WHAT THE TASK ASKS
Word for word, retype the entire listing.

DATA SECTION
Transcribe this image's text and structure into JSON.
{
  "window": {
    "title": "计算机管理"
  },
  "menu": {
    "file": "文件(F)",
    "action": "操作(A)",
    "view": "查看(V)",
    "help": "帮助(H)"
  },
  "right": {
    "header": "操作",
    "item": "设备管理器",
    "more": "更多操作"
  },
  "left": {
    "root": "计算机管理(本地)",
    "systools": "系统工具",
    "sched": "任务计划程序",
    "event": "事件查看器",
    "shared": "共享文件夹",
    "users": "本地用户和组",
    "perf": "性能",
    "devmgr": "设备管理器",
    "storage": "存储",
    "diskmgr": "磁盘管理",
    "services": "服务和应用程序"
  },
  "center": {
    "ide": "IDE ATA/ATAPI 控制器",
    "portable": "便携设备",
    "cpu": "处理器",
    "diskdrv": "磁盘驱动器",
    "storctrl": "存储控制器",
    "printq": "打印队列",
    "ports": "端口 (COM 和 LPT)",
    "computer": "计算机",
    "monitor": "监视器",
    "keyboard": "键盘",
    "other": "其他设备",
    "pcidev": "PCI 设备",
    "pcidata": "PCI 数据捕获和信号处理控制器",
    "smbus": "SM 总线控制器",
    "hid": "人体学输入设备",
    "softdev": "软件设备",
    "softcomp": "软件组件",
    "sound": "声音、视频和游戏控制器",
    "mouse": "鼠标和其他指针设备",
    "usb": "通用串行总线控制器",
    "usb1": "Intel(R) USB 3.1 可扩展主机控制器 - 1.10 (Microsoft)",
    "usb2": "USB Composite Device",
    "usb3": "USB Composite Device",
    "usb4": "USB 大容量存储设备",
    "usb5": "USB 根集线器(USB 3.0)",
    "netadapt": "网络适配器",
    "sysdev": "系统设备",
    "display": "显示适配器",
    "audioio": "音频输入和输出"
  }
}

RESPONSE AREA
Transcribe this image's text and structure into JSON.
{
  "window": {
    "title": "计算机管理"
  },
  "menu": {
    "file": "文件(F)",
    "action": "操作(A)",
    "view": "查看(V)",
    "help": "帮助(H)"
  },
  "right": {
    "header": "操作",
    "item": "设备管理器",
    "more": "更多操作"
  },
  "left": {
    "root": "计算机管理(本地)",
    "systools": "系统工具",
    "sched": "任务计划程序",
    "event": "事件查看器",
    "shared": "共享文件夹",
    "users": "本地用户和组",
    "perf": "性能",
    "devmgr": "设备管理器",
    "storage": "存储",
    "diskmgr": "磁盘管理",
    "services": "服务和应用程序"
  },
  "center": {
    "ide": "IDE ATA/ATAPI 控制器",
    "portable": "便携设备",
    "cpu": "处理器",
    "diskdrv": "磁盘驱动器",
    "storctrl": "存储控制器",
    "printq": "打印队列",
    "ports": "端口 (COM 和 LPT)",
    "computer": "计算机",
    "monitor": "监视器",
    "keyboard": "键盘",
    "other": "其他设备",
    "pcidev": "PCI 设备",
    "pcidata": "PCI 数据捕获和信号处理控制器",
    "smbus": "SM 总线控制器",
    "hid": "人体学输入设备",
    "softdev": "软件设备",
    "softcomp": "软件组件",
    "sound": "声音、视频和游戏控制器",
    "mouse": "鼠标和其他指针设备",
    "usb": "通用串行总线控制器",
    "usb1": "Intel(R) USB 3.1 可扩展主机控制器 - 1.10 (Microsoft)",
    "usb2": "USB Composite Device",
    "usb3": "USB Composite Device",
    "usb4": "USB 大容量存储设备",
    "usb5": "USB 根集线器(USB 3.0)",
    "netadapt": "网络适配器",
    "sysdev": "系统设备",
    "display": "显示适配器",
    "audioio": "音频输入和输出"
  }
}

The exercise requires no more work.